Top of Recorded information

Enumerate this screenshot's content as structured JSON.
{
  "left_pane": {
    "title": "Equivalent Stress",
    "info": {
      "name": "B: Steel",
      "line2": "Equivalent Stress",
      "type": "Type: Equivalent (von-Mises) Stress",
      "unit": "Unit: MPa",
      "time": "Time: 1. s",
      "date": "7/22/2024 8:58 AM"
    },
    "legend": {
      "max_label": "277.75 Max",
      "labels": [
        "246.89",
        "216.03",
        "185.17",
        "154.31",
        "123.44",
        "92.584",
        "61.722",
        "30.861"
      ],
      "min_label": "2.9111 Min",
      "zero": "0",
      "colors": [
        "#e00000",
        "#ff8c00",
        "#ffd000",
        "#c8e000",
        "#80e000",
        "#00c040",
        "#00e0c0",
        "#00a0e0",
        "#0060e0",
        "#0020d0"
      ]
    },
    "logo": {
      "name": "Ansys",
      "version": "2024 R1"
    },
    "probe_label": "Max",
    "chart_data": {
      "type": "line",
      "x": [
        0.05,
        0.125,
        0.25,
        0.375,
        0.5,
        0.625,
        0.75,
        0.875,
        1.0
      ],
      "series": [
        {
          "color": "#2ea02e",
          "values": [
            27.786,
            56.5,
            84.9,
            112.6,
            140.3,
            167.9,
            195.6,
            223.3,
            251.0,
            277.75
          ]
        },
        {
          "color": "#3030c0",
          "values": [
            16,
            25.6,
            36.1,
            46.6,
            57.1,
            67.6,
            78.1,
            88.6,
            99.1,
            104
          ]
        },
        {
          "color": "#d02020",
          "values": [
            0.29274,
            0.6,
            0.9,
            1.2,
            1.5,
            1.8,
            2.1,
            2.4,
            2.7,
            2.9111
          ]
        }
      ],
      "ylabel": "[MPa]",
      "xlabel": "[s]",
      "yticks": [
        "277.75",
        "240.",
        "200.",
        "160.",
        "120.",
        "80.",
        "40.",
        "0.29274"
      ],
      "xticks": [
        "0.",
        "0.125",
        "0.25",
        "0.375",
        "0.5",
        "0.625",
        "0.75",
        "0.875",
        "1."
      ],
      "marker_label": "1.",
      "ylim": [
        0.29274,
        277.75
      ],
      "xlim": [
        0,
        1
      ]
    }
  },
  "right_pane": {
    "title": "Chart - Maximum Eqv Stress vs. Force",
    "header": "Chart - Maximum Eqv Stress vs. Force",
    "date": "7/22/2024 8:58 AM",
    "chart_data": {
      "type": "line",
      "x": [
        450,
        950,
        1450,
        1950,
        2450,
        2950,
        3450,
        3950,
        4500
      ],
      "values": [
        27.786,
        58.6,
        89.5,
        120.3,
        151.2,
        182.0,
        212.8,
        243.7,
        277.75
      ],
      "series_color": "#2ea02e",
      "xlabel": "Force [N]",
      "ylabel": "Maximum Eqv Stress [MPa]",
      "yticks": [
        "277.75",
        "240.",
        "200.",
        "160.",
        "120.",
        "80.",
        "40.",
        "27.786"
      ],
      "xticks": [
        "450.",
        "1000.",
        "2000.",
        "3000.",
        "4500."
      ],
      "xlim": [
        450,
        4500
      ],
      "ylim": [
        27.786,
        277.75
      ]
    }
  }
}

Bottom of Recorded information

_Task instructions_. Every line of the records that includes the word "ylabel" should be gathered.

_Exercise result_.
      "ylabel": "[MPa]",
      "ylabel": "Maximum Eqv Stress [MPa]",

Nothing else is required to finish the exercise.